▶ Exercise aim: Provide only the number of lines in the records below that include "structured".

*** Opening of Supplied records ***

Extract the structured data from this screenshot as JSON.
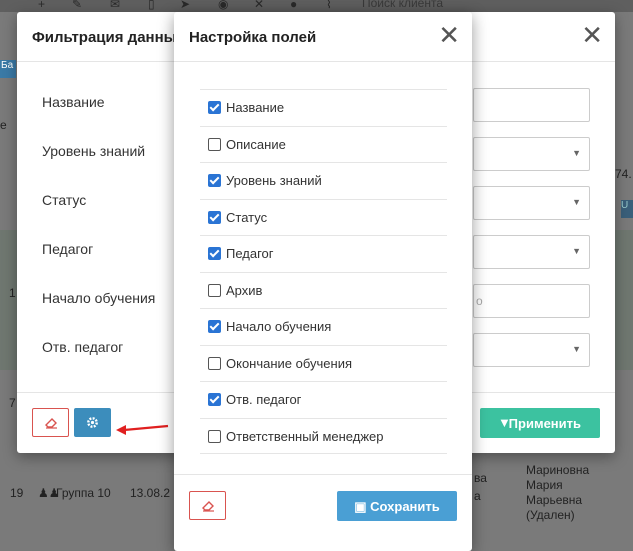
{
  "background": {
    "search_placeholder": "Поиск клиента",
    "fragments": {
      "num_74": "74.",
      "u": "U",
      "e": "e",
      "num_1": "1",
      "num_7": "7",
      "row_num": "19",
      "group": "Группа 10",
      "date": "13.08.2",
      "trunc_va": "ва",
      "trunc_a": "а",
      "teacher_line1": "Мариновна",
      "teacher_line2": "Мария",
      "teacher_line3": "Марьевна",
      "teacher_line4": "(Удален)",
      "left_tag": "Ба",
      "placeholder_o": "о"
    }
  },
  "filter_modal": {
    "title": "Фильтрация данных",
    "fields": [
      {
        "label": "Название"
      },
      {
        "label": "Уровень знаний"
      },
      {
        "label": "Статус"
      },
      {
        "label": "Педагог"
      },
      {
        "label": "Начало обучения"
      },
      {
        "label": "Отв. педагог"
      }
    ],
    "apply_label": "Применить"
  },
  "fields_modal": {
    "title": "Настройка полей",
    "items": [
      {
        "label": "Название",
        "checked": true
      },
      {
        "label": "Описание",
        "checked": false
      },
      {
        "label": "Уровень знаний",
        "checked": true
      },
      {
        "label": "Статус",
        "checked": true
      },
      {
        "label": "Педагог",
        "checked": true
      },
      {
        "label": "Архив",
        "checked": false
      },
      {
        "label": "Начало обучения",
        "checked": true
      },
      {
        "label": "Окончание обучения",
        "checked": false
      },
      {
        "label": "Отв. педагог",
        "checked": true
      },
      {
        "label": "Ответственный менеджер",
        "checked": false
      }
    ],
    "save_label": "Сохранить"
  },
  "colors": {
    "primary": "#3c8dbc",
    "save": "#4a9fd4",
    "apply": "#3cc2a0",
    "danger": "#d9534f",
    "checkbox": "#2a74d4",
    "arrow": "#e02020"
  }
}
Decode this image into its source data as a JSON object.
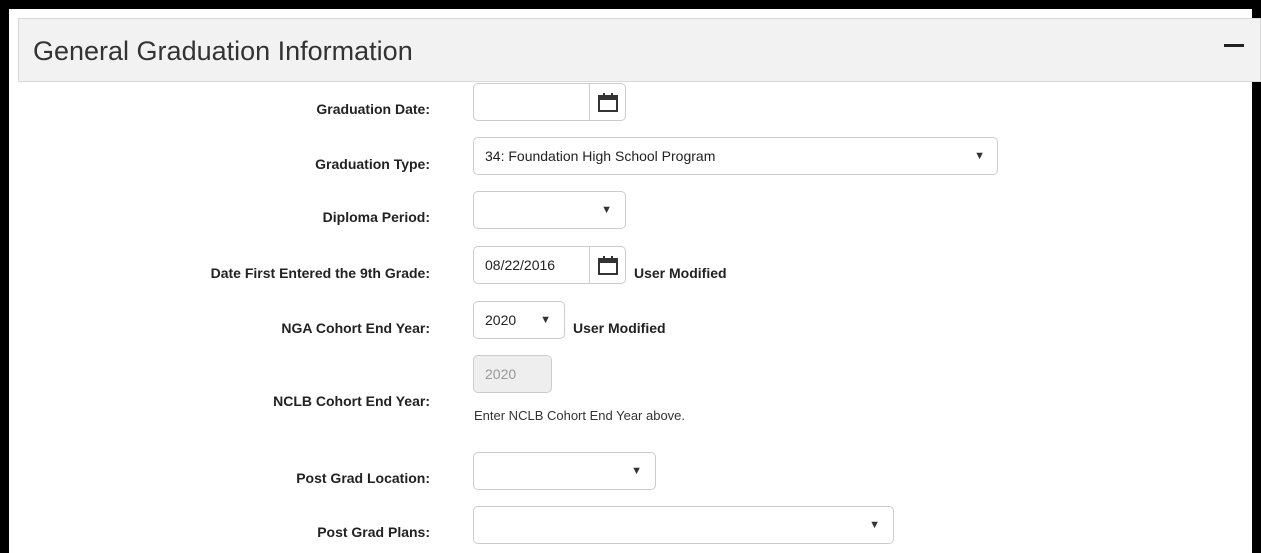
{
  "panel": {
    "title": "General Graduation Information",
    "collapse_symbol": "−"
  },
  "fields": {
    "graduation_date": {
      "label": "Graduation Date:",
      "value": ""
    },
    "graduation_type": {
      "label": "Graduation Type:",
      "value": "34: Foundation High School Program"
    },
    "diploma_period": {
      "label": "Diploma Period:",
      "value": ""
    },
    "date_first_9th": {
      "label": "Date First Entered the 9th Grade:",
      "value": "08/22/2016",
      "note": "User Modified"
    },
    "nga_cohort": {
      "label": "NGA Cohort End Year:",
      "value": "2020",
      "note": "User Modified"
    },
    "nclb_cohort": {
      "label": "NCLB Cohort End Year:",
      "value": "2020",
      "helper": "Enter NCLB Cohort End Year above."
    },
    "post_grad_location": {
      "label": "Post Grad Location:",
      "value": ""
    },
    "post_grad_plans": {
      "label": "Post Grad Plans:",
      "value": ""
    }
  },
  "icons": {
    "calendar": "calendar-icon",
    "dropdown": "caret-down-icon",
    "caret_char": "▼"
  }
}
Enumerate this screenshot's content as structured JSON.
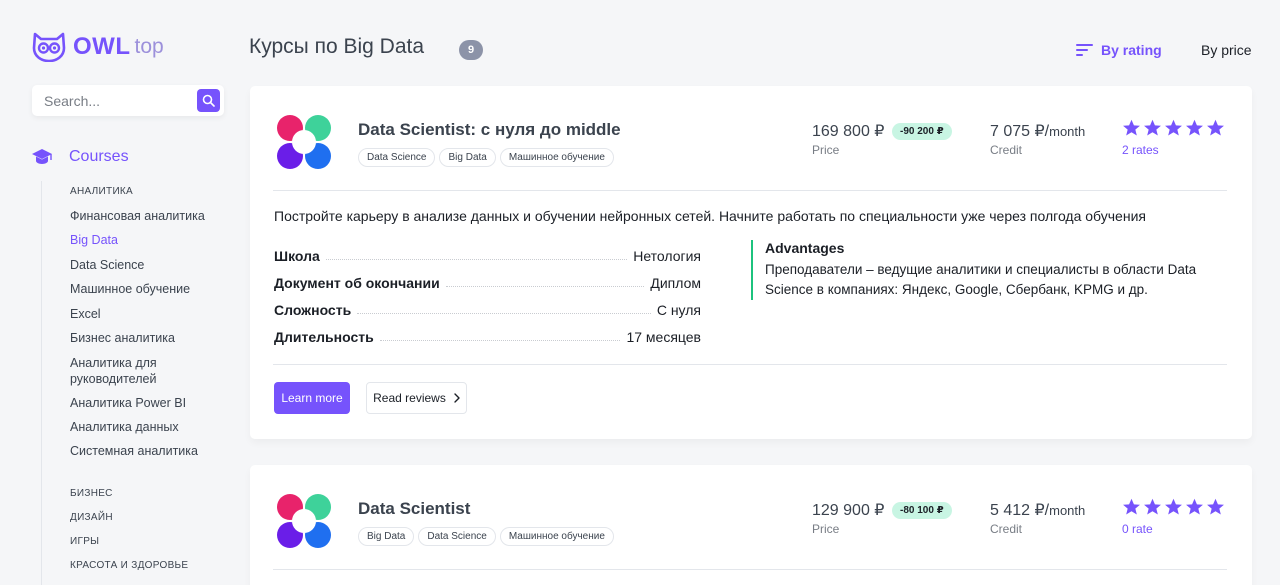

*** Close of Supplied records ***

▶ Output for this exercise: 2